WHAT TO PRODUCE = Where the records hold the string "bjcq", show the whole line it sits on.

Items from a data source =
.....

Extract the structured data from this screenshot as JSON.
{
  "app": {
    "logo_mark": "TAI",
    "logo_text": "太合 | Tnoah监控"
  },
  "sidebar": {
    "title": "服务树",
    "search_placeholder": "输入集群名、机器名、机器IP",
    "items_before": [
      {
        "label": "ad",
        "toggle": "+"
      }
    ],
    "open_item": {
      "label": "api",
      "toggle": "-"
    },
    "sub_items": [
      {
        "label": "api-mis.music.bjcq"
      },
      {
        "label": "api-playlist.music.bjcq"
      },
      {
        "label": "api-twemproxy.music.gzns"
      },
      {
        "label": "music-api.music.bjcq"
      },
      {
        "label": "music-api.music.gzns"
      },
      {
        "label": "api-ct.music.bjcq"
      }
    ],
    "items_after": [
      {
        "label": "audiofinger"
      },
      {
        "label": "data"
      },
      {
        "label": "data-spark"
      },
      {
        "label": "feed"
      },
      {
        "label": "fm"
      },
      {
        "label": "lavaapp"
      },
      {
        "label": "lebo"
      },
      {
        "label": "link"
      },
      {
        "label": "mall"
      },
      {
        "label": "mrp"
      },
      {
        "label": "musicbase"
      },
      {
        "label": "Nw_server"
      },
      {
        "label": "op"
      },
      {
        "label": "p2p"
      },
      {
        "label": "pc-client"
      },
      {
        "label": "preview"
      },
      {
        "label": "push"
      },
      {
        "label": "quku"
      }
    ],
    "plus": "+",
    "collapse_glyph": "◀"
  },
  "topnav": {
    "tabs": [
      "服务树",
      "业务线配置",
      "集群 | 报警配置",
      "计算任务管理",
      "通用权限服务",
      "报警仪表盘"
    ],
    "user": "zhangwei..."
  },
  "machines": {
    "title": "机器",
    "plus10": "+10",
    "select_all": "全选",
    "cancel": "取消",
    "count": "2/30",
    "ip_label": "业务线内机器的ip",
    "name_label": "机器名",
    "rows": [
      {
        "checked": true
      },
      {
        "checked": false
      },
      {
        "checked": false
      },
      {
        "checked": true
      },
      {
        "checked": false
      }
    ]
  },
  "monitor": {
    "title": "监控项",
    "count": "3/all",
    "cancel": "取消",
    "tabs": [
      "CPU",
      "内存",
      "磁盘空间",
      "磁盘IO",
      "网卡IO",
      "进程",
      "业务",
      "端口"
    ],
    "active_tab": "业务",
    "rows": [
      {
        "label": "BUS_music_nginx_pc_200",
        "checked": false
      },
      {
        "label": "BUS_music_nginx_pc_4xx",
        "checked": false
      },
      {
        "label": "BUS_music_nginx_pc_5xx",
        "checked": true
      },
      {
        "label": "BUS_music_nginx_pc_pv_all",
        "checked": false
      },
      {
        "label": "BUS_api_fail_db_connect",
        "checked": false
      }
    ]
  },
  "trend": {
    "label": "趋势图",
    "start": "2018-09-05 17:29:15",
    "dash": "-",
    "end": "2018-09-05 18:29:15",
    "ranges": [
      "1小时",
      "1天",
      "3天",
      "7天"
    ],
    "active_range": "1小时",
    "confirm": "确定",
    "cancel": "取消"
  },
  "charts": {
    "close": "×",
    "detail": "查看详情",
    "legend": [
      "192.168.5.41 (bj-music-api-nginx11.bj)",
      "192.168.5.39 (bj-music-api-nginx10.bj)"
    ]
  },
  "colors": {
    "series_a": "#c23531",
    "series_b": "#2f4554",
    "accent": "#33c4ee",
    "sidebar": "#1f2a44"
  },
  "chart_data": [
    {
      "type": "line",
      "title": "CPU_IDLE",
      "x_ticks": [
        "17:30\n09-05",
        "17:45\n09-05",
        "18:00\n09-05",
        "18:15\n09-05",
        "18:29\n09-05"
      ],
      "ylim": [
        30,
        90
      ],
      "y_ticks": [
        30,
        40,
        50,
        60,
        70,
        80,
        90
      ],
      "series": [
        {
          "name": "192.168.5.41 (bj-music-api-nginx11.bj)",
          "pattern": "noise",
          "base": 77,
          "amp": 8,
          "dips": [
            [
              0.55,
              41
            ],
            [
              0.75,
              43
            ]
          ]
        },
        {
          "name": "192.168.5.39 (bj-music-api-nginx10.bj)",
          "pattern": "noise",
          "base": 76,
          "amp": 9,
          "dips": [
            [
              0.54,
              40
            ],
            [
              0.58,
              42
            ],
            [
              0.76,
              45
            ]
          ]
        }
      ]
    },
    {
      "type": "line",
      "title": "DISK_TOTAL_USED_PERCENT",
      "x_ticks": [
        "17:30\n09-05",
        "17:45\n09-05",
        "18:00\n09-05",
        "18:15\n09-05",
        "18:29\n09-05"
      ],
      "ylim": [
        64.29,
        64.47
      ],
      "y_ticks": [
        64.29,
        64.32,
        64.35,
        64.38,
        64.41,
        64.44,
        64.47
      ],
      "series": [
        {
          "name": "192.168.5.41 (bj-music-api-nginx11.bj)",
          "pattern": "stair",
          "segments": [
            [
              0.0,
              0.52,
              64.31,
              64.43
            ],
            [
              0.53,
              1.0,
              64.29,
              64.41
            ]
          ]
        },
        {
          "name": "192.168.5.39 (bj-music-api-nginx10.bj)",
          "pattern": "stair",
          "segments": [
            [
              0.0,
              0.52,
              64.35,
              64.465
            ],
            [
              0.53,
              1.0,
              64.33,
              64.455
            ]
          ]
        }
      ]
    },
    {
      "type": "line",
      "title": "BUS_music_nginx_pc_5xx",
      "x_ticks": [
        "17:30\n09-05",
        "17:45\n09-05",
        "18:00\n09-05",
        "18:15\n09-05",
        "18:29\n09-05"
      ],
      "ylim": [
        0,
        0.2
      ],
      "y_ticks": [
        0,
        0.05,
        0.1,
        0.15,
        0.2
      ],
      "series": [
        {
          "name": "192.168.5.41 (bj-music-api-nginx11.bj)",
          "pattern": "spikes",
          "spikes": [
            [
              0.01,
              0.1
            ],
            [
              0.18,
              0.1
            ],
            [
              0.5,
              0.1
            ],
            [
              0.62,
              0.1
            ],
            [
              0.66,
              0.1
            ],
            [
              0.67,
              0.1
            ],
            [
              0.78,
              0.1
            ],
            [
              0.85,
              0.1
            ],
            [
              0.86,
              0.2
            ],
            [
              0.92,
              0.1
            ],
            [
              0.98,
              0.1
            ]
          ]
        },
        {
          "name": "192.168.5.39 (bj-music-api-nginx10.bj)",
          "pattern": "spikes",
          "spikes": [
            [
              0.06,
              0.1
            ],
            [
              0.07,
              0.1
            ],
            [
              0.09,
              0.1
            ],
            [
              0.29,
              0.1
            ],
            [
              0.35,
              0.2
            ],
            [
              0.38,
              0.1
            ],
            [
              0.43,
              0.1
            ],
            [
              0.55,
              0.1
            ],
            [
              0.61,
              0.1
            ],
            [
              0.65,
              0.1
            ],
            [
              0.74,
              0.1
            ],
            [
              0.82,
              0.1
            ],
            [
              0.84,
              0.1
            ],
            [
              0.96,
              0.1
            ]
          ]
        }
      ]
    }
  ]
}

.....

FINAL ANSWER =
        "label": "api-mis.music.bjcq"
        "label": "api-playlist.music.bjcq"
        "label": "music-api.music.bjcq"
        "label": "api-ct.music.bjcq"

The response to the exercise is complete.